On page 44, Darry shows again that he really cares about his brothers:
I reckon it never occurred to you that your brothers might be worrying their heads off and afraid to call the police because something like that could get you two thrown in a boys' home so quick it'd make your head spin. And you were asleep in the lot? Ponyboy, what on earth is the matter with you? Can't you use your head? You haven't even got a coat on.
Although Darry's angry and shouting at Ponyboy, it's obvious that he cares deeply about his brother and feels responsible for him, by phrases like, "brothers...worrying their heads off," and "You haven’t even got a coat on." He cares enough about Ponyboy to notice things like whether he's dressed properly.
Darry works hard to look after his brothers, but he doesn't resent it and woudln't want them to be removed from his care ("thrown in a boys' home"). Ponyboy realizes this on page 84, when Darry says to him, "Oh, Pony, I thought we'd lost you... like we did Mom and Dad..." This was the first time Ponyboy saw Darry cry. He hadn't even cried at their parents' funeral. For the first half of the novel, Ponyboy is scared of Darry and thinks Darry hates him, but he discovers Darry really does care about him at this moment.
The course of events in the novel cause Ponyboy and Darry to become closer and closer. On page 142, Darry says, "Maybe you can be a little neater, huh, little buddy?" He has always called Sodapop 'little buddy,' but this is the first time he calls Ponyboy 'little buddy.' It shows that Darry feels closer to his youngest brother, Ponyboy, as they have a few close calls through the events of the novel.
Darry keeps his feelings for Ponyboy hidden most of the time, but near the end of the novel, Darry shows that he respects Ponyboy. He tells Ponyboy to stay in school because he is intelligent: "You're not going to drop out. Listen, with your brains and grades you could get a scholarship, and we could put you through college." (pg 148) Then again when he tells Ponyboy to catch Sodapop, knowing that even out of shape, Ponyboy is the fastest runner: "Circle around and cut him off." (pg 149) Finally, Darry shows that he's very insightful for his age, and has empathy for the other boys when he talks about Sodapop's failed relationship with Sandy: "He told me he loved her, but I guess she didn't love him like he thought she did..." (pg 148)
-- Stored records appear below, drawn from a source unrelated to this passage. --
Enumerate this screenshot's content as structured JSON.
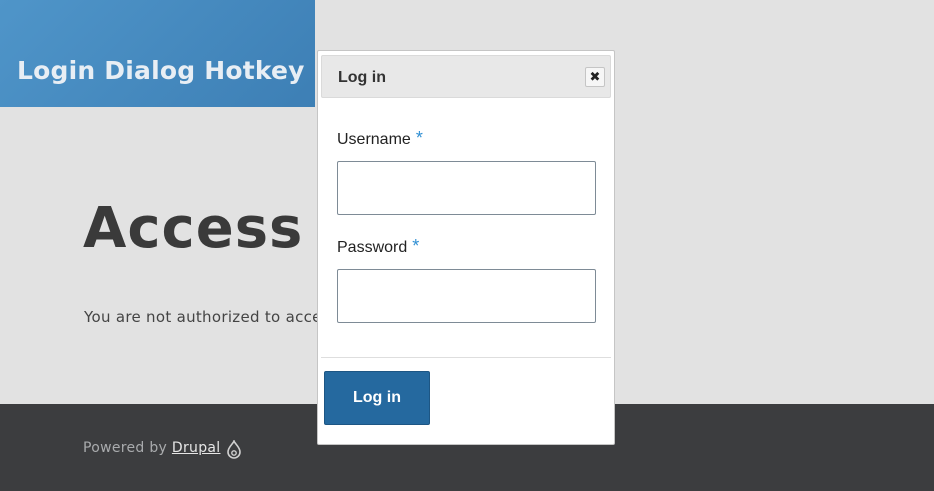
{
  "site": {
    "name": "Login Dialog Hotkey"
  },
  "main": {
    "title": "Access d",
    "message": "You are not authorized to acce"
  },
  "footer": {
    "powered_by": "Powered by ",
    "drupal_link": "Drupal"
  },
  "dialog": {
    "title": "Log in",
    "close_glyph": "✖",
    "username_label": "Username",
    "password_label": "Password",
    "required_mark": "*",
    "username_value": "",
    "password_value": "",
    "submit_label": "Log in"
  },
  "colors": {
    "brand_blue": "#3d7fb5",
    "button_blue": "#25699f",
    "required_star": "#2f8fd3",
    "footer_bg": "#3c3d3f"
  }
}
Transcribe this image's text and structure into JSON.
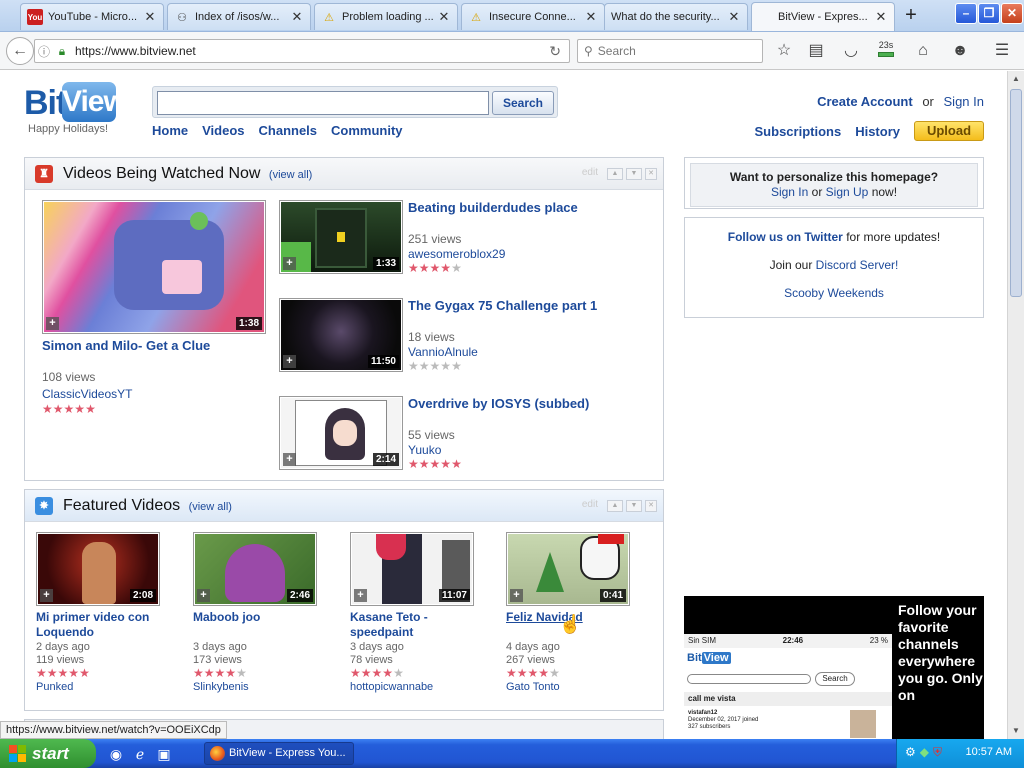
{
  "browser": {
    "tabs": [
      {
        "label": "YouTube - Micro...",
        "icon": "youtube-icon",
        "color": "#cc2020"
      },
      {
        "label": "Index of /isos/w...",
        "icon": "folder-icon",
        "color": "#555555"
      },
      {
        "label": "Problem loading ...",
        "icon": "warning-icon",
        "color": "#e8b400"
      },
      {
        "label": "Insecure Conne...",
        "icon": "warning-icon",
        "color": "#e8b400"
      },
      {
        "label": "What do the security...",
        "icon": "",
        "color": ""
      },
      {
        "label": "BitView - Expres...",
        "icon": "",
        "color": ""
      }
    ],
    "url": "https://www.bitview.net",
    "search_placeholder": "Search",
    "timer_label": "23s"
  },
  "site": {
    "logo_bit": "Bit",
    "logo_view": "View",
    "tagline": "Happy Holidays!",
    "search_button": "Search",
    "nav": [
      "Home",
      "Videos",
      "Channels",
      "Community"
    ],
    "create_account": "Create Account",
    "or": "or",
    "sign_in": "Sign In",
    "subscriptions": "Subscriptions",
    "history": "History",
    "upload": "Upload"
  },
  "watched": {
    "title": "Videos Being Watched Now",
    "view_all": "(view all)",
    "edit": "edit",
    "main": {
      "title": "Simon and Milo- Get a Clue",
      "views": "108 views",
      "user": "ClassicVideosYT",
      "duration": "1:38",
      "rating": 5
    },
    "list": [
      {
        "title": "Beating builderdudes place",
        "views": "251 views",
        "user": "awesomeroblox29",
        "duration": "1:33",
        "rating": 4
      },
      {
        "title": "The Gygax 75 Challenge part 1",
        "views": "18 views",
        "user": "VannioAlnule",
        "duration": "11:50",
        "rating": 0
      },
      {
        "title": "Overdrive by IOSYS (subbed)",
        "views": "55 views",
        "user": "Yuuko",
        "duration": "2:14",
        "rating": 5
      }
    ]
  },
  "featured": {
    "title": "Featured Videos",
    "view_all": "(view all)",
    "edit": "edit",
    "items": [
      {
        "title": "Mi primer video con Loquendo",
        "age": "2 days ago",
        "views": "119 views",
        "user": "Punked",
        "duration": "2:08",
        "rating": 5
      },
      {
        "title": "Maboob joo",
        "age": "3 days ago",
        "views": "173 views",
        "user": "Slinkybenis",
        "duration": "2:46",
        "rating": 4
      },
      {
        "title": "Kasane Teto - speedpaint",
        "age": "3 days ago",
        "views": "78 views",
        "user": "hottopicwannabe",
        "duration": "11:07",
        "rating": 4
      },
      {
        "title": "Feliz Navidad",
        "age": "4 days ago",
        "views": "267 views",
        "user": "Gato Tonto",
        "duration": "0:41",
        "rating": 4
      }
    ]
  },
  "sidebar": {
    "personalize_title": "Want to personalize this homepage?",
    "personalize_sign_in": "Sign In",
    "personalize_or": "or",
    "personalize_sign_up": "Sign Up",
    "personalize_now": "now!",
    "twitter_link": "Follow us on Twitter",
    "twitter_rest": "for more updates!",
    "discord_pre": "Join our",
    "discord_link": "Discord Server!",
    "scooby": "Scooby Weekends"
  },
  "ad": {
    "text": "Follow your favorite channels everywhere you go. Only on",
    "status_left": "Sin SIM",
    "status_time": "22:46",
    "status_right": "23 %",
    "phone_search": "Search",
    "phone_user": "call me vista",
    "phone_name": "vistafan12",
    "phone_joined": "December 02, 2017 joined",
    "phone_subs": "327 subscribers"
  },
  "status_url": "https://www.bitview.net/watch?v=OOEiXCdp",
  "taskbar": {
    "start": "start",
    "item": "BitView - Express You...",
    "clock": "10:57 AM"
  }
}
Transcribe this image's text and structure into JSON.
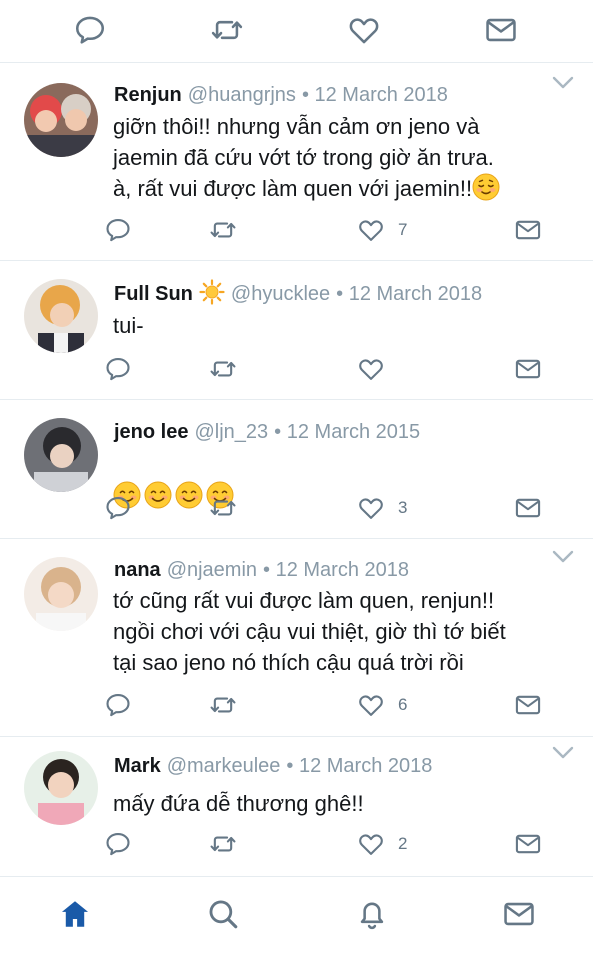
{
  "colors": {
    "icon": "#657786",
    "accent": "#1a5aa8",
    "meta": "#8899a6",
    "divider": "#e6ecf0"
  },
  "top_bar": {
    "icons": [
      "reply-icon",
      "retweet-icon",
      "like-icon",
      "message-icon"
    ]
  },
  "tweets": [
    {
      "name": "Renjun",
      "handle": "@huangrjns",
      "date": "• 12 March 2018",
      "lines": [
        "giỡn thôi!! nhưng vẫn cảm ơn jeno và",
        "jaemin đã cứu vớt tớ trong giờ ăn trưa.",
        "à, rất vui được làm quen với jaemin!!"
      ],
      "emoji_end": "relieved-face-emoji",
      "like_count": "7",
      "has_chevron": true
    },
    {
      "name": "Full Sun",
      "name_emoji": "sun-emoji",
      "handle": "@hyucklee",
      "date": "• 12 March 2018",
      "lines": [
        "tui-"
      ],
      "like_count": "",
      "has_chevron": false
    },
    {
      "name": "jeno lee",
      "handle": "@ljn_23",
      "date": "• 12 March 2015",
      "emojis": [
        "smiling-face-emoji",
        "smiling-face-emoji",
        "smiling-face-emoji",
        "smiling-face-emoji"
      ],
      "like_count": "3",
      "has_chevron": false
    },
    {
      "name": "nana",
      "handle": "@njaemin",
      "date": "• 12 March 2018",
      "lines": [
        "tớ cũng rất vui được làm quen, renjun!!",
        "ngồi chơi với cậu vui thiệt, giờ thì tớ biết",
        "tại sao jeno nó thích cậu quá trời rồi"
      ],
      "like_count": "6",
      "has_chevron": true
    },
    {
      "name": "Mark",
      "handle": "@markeulee",
      "date": "• 12 March 2018",
      "lines": [
        "mấy đứa dễ thương ghê!!"
      ],
      "like_count": "2",
      "has_chevron": true
    }
  ],
  "bottom_nav": {
    "items": [
      "home-icon",
      "search-icon",
      "notifications-icon",
      "messages-icon"
    ],
    "active": "home-icon"
  }
}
Darry is a pretty complex character. A young orphan raising his two little brothers, he seems at the beginning of the novel to be an angry, scary guy, but he shows by the end of the novel that he's empathetic and loves his little brothers deeply.